Madsen, who pitched his second shutout in just three games this season, now has nine clean sheets over the course of his career. Like last year, the 6’5” tender hopes to finish the campaign among the NCAA’s top 20 in goals against average and save percentage, while also expanding his leadership role as captain.
“The way [Madsen] talks and coaches, even as a goalie, is definitely incredible,” Walsh lauded. “The way he cares about his studies and the way he handles himself on and off the ice definitely sets a great example for all of us.”
The Arizona Coyotes prospect was tested from the outset, as the Bears peppered Madsen with shots right from the drop of the puck. Early on, play mostly occurred in Harvard’s zone thanks to a few untimely penalties, with Brown recording six of its eight opening-frame shots in the first five minutes. In that span, Harvard failed to put a single shot on Nieto.
“There were certainly a couple stretches where Brown has some runs of shots,” coach Donato said. “But overall, [we’re] pretty happy. This is a young group that has to learn how to win these types of games—having a one-goal lead in your own building going into the third.”
In the period’s remaining 15 minutes, the Crimson caught and surpassed the Bears’ early lead in shots, receiving some calls in its favor and establishing the power play. While the special teams unit could not convert on its first two attempts, it finally got going when Walsh broke the scoreless tie.
“”Pick your poison’ works perfectly,” said Walsh of his team’s power play. “The way we move the puck and everyone gets open, you spread the zone…. It’s just all clicking and when we move the puck and spread the zone, it’s really hard to defend.”
Some new faces cracked the lineup on Saturday for Harvard. Freshman Benjamin Solin made his college hockey debut playing alongside tri-captain Eddie Ellis and sophomore Frédéric Grégoire. The Madison, Conn., native replaced his classmate Mitchell Perrault, who started the season at the right wing spot for the Crimson.

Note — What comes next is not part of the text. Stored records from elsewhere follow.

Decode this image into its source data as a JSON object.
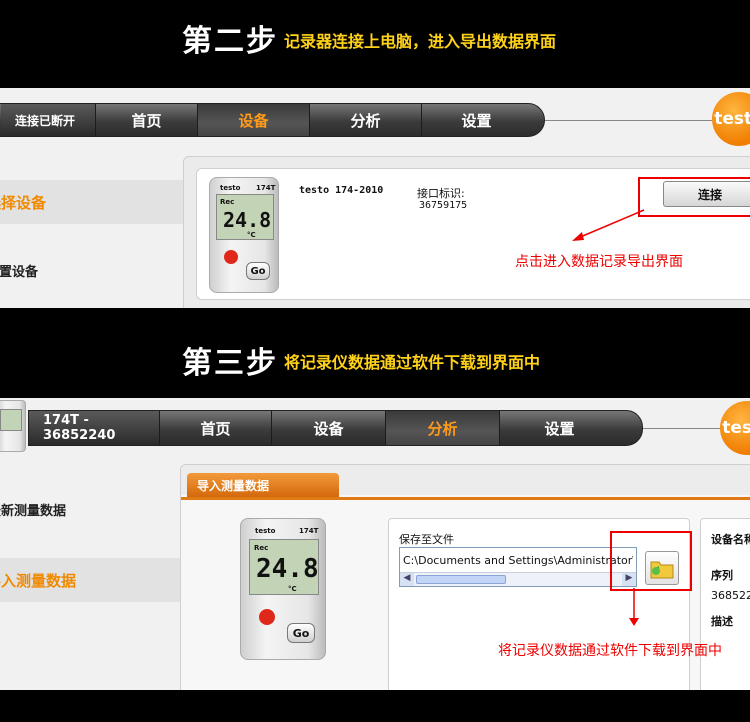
{
  "step2": {
    "title": "第二步",
    "desc": "记录器连接上电脑，进入导出数据界面",
    "status_label": "连接已断开",
    "tabs": [
      "首页",
      "设备",
      "分析",
      "设置"
    ],
    "active_tab": "设备",
    "logo_text": "testo",
    "menu": [
      "选择设备",
      "配置设备"
    ],
    "device_model": "testo 174-2010",
    "interface_label": "接口标识:",
    "interface_id": "36759175",
    "connect_button": "连接",
    "annotation": "点击进入数据记录导出界面",
    "device_brand": "testo",
    "device_type": "174T",
    "device_rec": "Rec",
    "device_reading": "24.8",
    "device_unit": "°C",
    "go_label": "Go"
  },
  "step3": {
    "title": "第三步",
    "desc": "将记录仪数据通过软件下载到界面中",
    "device_label": "174T - 36852240",
    "tabs": [
      "首页",
      "设备",
      "分析",
      "设置"
    ],
    "active_tab": "分析",
    "logo_text": "testo",
    "menu": [
      "最新测量数据",
      "导入测量数据"
    ],
    "panel_tab": "导入测量数据",
    "save_to_file_label": "保存至文件",
    "file_path": "C:\\Documents and Settings\\Administrator\\桌面",
    "right_header": "设备名称",
    "serial_label": "序列",
    "serial_value": "368522",
    "desc_label": "描述",
    "annotation": "将记录仪数据通过软件下载到界面中",
    "device_brand": "testo",
    "device_type": "174T",
    "device_rec": "Rec",
    "device_reading": "24.8",
    "device_unit": "°C",
    "go_label": "Go"
  }
}
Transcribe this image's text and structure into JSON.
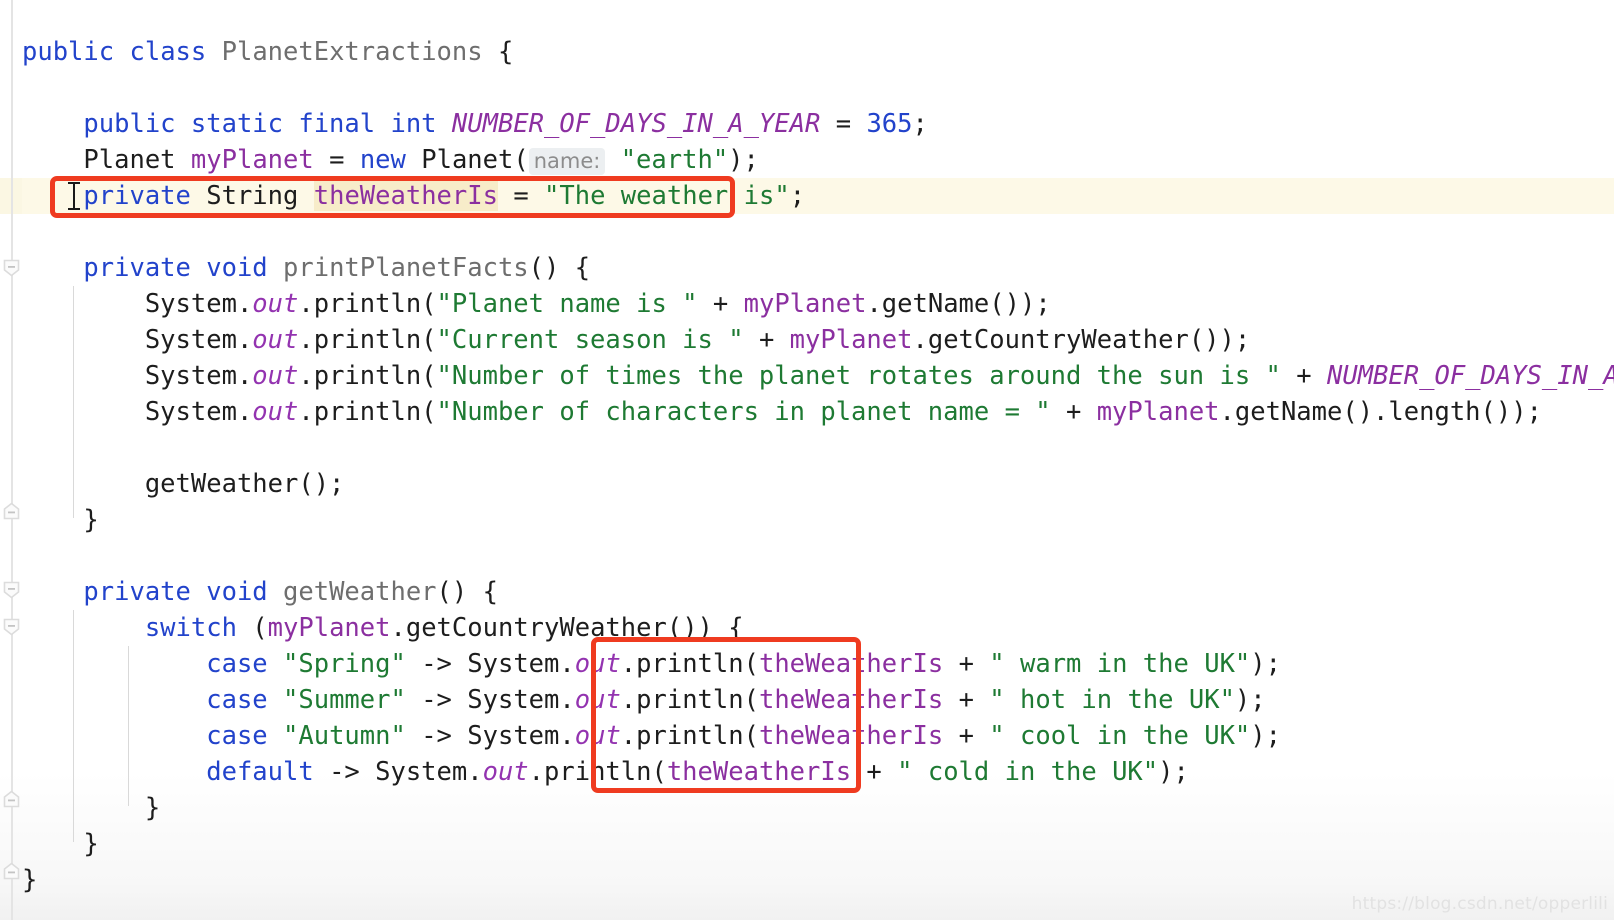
{
  "editor": {
    "language": "java",
    "theme": "IntelliJ Light",
    "file_class": "PlanetExtractions",
    "colors": {
      "background": "#ffffff",
      "keyword": "#2243cb",
      "string": "#1e7a33",
      "field": "#8b2fa0",
      "static_italic": "#9333b0",
      "class_name": "#6e6e6e",
      "plain_text": "#1d1d1d",
      "caret_row_highlight": "#fdf9e7",
      "occurrence_highlight": "#f7ecc9",
      "annotation_box": "#ef3b20",
      "gutter_line": "#e4e4e4",
      "indent_guide": "#d9d9d9",
      "inlay_hint_bg": "#eceff1",
      "inlay_hint_fg": "#8c8c8c"
    },
    "inlay_hint": "name:",
    "watermark": "https://blog.csdn.net/opperlili"
  },
  "code_lines": [
    {
      "n": 1,
      "indent": 0,
      "text": "public class PlanetExtractions {"
    },
    {
      "n": 2,
      "indent": 0,
      "text": ""
    },
    {
      "n": 3,
      "indent": 1,
      "text": "public static final int NUMBER_OF_DAYS_IN_A_YEAR = 365;"
    },
    {
      "n": 4,
      "indent": 1,
      "text": "Planet myPlanet = new Planet( name: \"earth\");"
    },
    {
      "n": 5,
      "indent": 1,
      "text": "private String theWeatherIs = \"The weather is\";"
    },
    {
      "n": 6,
      "indent": 0,
      "text": ""
    },
    {
      "n": 7,
      "indent": 1,
      "text": "private void printPlanetFacts() {"
    },
    {
      "n": 8,
      "indent": 2,
      "text": "System.out.println(\"Planet name is \" + myPlanet.getName());"
    },
    {
      "n": 9,
      "indent": 2,
      "text": "System.out.println(\"Current season is \" + myPlanet.getCountryWeather());"
    },
    {
      "n": 10,
      "indent": 2,
      "text": "System.out.println(\"Number of times the planet rotates around the sun is \" + NUMBER_OF_DAYS_IN_A_YEAR);"
    },
    {
      "n": 11,
      "indent": 2,
      "text": "System.out.println(\"Number of characters in planet name = \" + myPlanet.getName().length());"
    },
    {
      "n": 12,
      "indent": 0,
      "text": ""
    },
    {
      "n": 13,
      "indent": 2,
      "text": "getWeather();"
    },
    {
      "n": 14,
      "indent": 1,
      "text": "}"
    },
    {
      "n": 15,
      "indent": 0,
      "text": ""
    },
    {
      "n": 16,
      "indent": 1,
      "text": "private void getWeather() {"
    },
    {
      "n": 17,
      "indent": 2,
      "text": "switch (myPlanet.getCountryWeather()) {"
    },
    {
      "n": 18,
      "indent": 3,
      "text": "case \"Spring\" -> System.out.println(theWeatherIs + \" warm in the UK\");"
    },
    {
      "n": 19,
      "indent": 3,
      "text": "case \"Summer\" -> System.out.println(theWeatherIs + \" hot in the UK\");"
    },
    {
      "n": 20,
      "indent": 3,
      "text": "case \"Autumn\" -> System.out.println(theWeatherIs + \" cool in the UK\");"
    },
    {
      "n": 21,
      "indent": 3,
      "text": "default -> System.out.println(theWeatherIs + \" cold in the UK\");"
    },
    {
      "n": 22,
      "indent": 2,
      "text": "}"
    },
    {
      "n": 23,
      "indent": 1,
      "text": "}"
    },
    {
      "n": 24,
      "indent": 0,
      "text": "}"
    }
  ],
  "tokens": {
    "l1": {
      "kw_public": "public",
      "kw_class": "class",
      "name": "PlanetExtractions",
      "brace": "{"
    },
    "l3": {
      "kw": "public static final int",
      "const": "NUMBER_OF_DAYS_IN_A_YEAR",
      "eq": "=",
      "num": "365",
      "semi": ";"
    },
    "l4": {
      "type": "Planet",
      "var": "myPlanet",
      "eq": "=",
      "kw_new": "new",
      "ctor": "Planet(",
      "hint": "name:",
      "str": "\"earth\"",
      "tail": ");"
    },
    "l5": {
      "kw_private": "private",
      "type": "String",
      "field": "theWeatherIs",
      "eq": "=",
      "str": "\"The weather is\"",
      "semi": ";"
    },
    "l7": {
      "kw": "private void",
      "method": "printPlanetFacts",
      "tail": "() {"
    },
    "l8": {
      "recv": "System.",
      "out": "out",
      "call": ".println(",
      "str": "\"Planet name is \"",
      "plus": "+",
      "var": "myPlanet",
      "tail": ".getName());"
    },
    "l9": {
      "recv": "System.",
      "out": "out",
      "call": ".println(",
      "str": "\"Current season is \"",
      "plus": "+",
      "var": "myPlanet",
      "tail": ".getCountryWeather());"
    },
    "l10": {
      "recv": "System.",
      "out": "out",
      "call": ".println(",
      "str": "\"Number of times the planet rotates around the sun is \"",
      "plus": "+",
      "const": "NUMBER_OF_DAYS_IN_A_YEAR",
      "tail": ");"
    },
    "l11": {
      "recv": "System.",
      "out": "out",
      "call": ".println(",
      "str": "\"Number of characters in planet name = \"",
      "plus": "+",
      "var": "myPlanet",
      "tail": ".getName().length());"
    },
    "l13": {
      "call": "getWeather();"
    },
    "l16": {
      "kw": "private void",
      "method": "getWeather",
      "tail": "() {"
    },
    "l17": {
      "kw_switch": "switch",
      "open": " (",
      "var": "myPlanet",
      "tail": ".getCountryWeather()) {"
    },
    "l18": {
      "kw_case": "case",
      "str_case": "\"Spring\"",
      "arrow": "-> System.",
      "out": "out",
      "call": ".println(",
      "field": "theWeatherIs",
      "plus": "+",
      "str": "\" warm in the UK\"",
      "tail": ");"
    },
    "l19": {
      "kw_case": "case",
      "str_case": "\"Summer\"",
      "arrow": "-> System.",
      "out": "out",
      "call": ".println(",
      "field": "theWeatherIs",
      "plus": "+",
      "str": "\" hot in the UK\"",
      "tail": ");"
    },
    "l20": {
      "kw_case": "case",
      "str_case": "\"Autumn\"",
      "arrow": "-> System.",
      "out": "out",
      "call": ".println(",
      "field": "theWeatherIs",
      "plus": "+",
      "str": "\" cool in the UK\"",
      "tail": ");"
    },
    "l21": {
      "kw_default": "default",
      "arrow": "-> System.",
      "out": "out",
      "call": ".println(",
      "field": "theWeatherIs",
      "plus": "+",
      "str": "\" cold in the UK\"",
      "tail": ");"
    },
    "brace": "}"
  },
  "annotations": [
    {
      "id": "field-declaration-box",
      "label": "red box around field declaration line"
    },
    {
      "id": "field-usages-box",
      "label": "red box around theWeatherIs usages in switch"
    }
  ],
  "fold_markers": [
    {
      "id": "fold-printPlanetFacts-start",
      "state": "expanded"
    },
    {
      "id": "fold-printPlanetFacts-end",
      "state": "expanded"
    },
    {
      "id": "fold-getWeather-start",
      "state": "expanded"
    },
    {
      "id": "fold-switch-start",
      "state": "expanded"
    },
    {
      "id": "fold-switch-end",
      "state": "expanded"
    },
    {
      "id": "fold-class-end",
      "state": "expanded"
    }
  ]
}
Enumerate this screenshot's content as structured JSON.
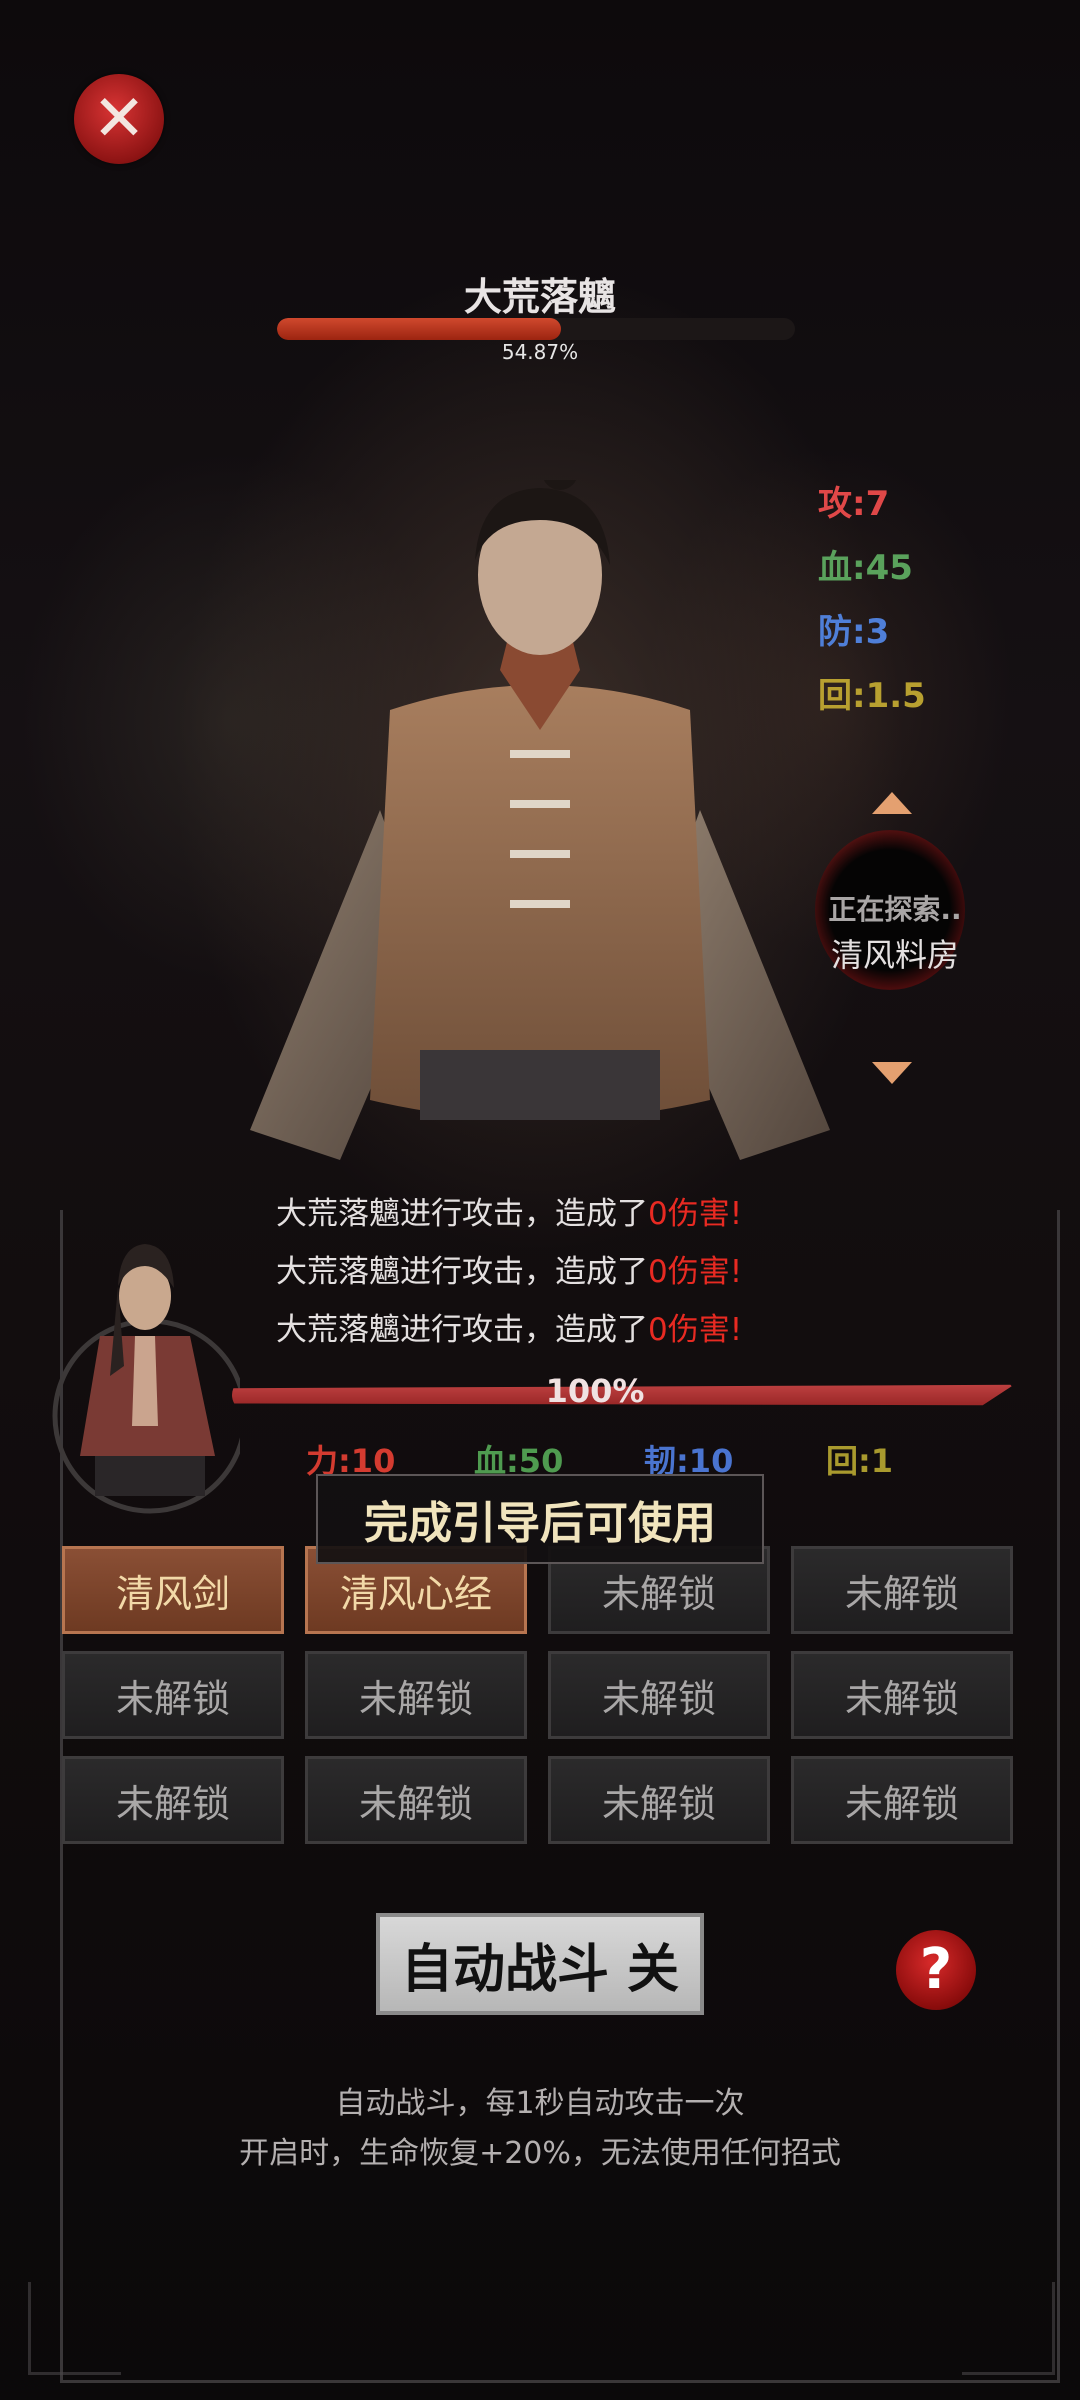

Coach Donato made another roster change for the Brown game. Junior Adam Baughman filled in for rookie Benjamin Foley on the back end, after Foley’s misstep on Friday night cost Harvard the game-winning goal in the second period. Donato noted, however, that this decision had nothing to do with the slip-up.
“We’re fortunate to have some guys who are pushing right at the edge of the lineup,” coach Donato said. “We need to continue to evaluate…. There’s certainly a possibility that there would be guys in and out of the lineup, even if we’re playing well, just to keep guys in the mix and keep the competition at a high level.”
This season is already showing the typical parity found in the ECAC. While Harvard was in action at the Bright-Landry Hockey Center on Saturday, fellow ECAC rival Dartmouth, whom the Crimson defeated last week, triumphed over the same Yale team that nabbed a victory in Cambridge this weekend. Additionally, Brown, another of Harvard’s victims early on this season, split games with the Bulldogs this year.
—Staff writer Spencer R. Morris can be reached at firstname.lastname@example.org. Follow Spencer on Twitter @SMorrisTHC.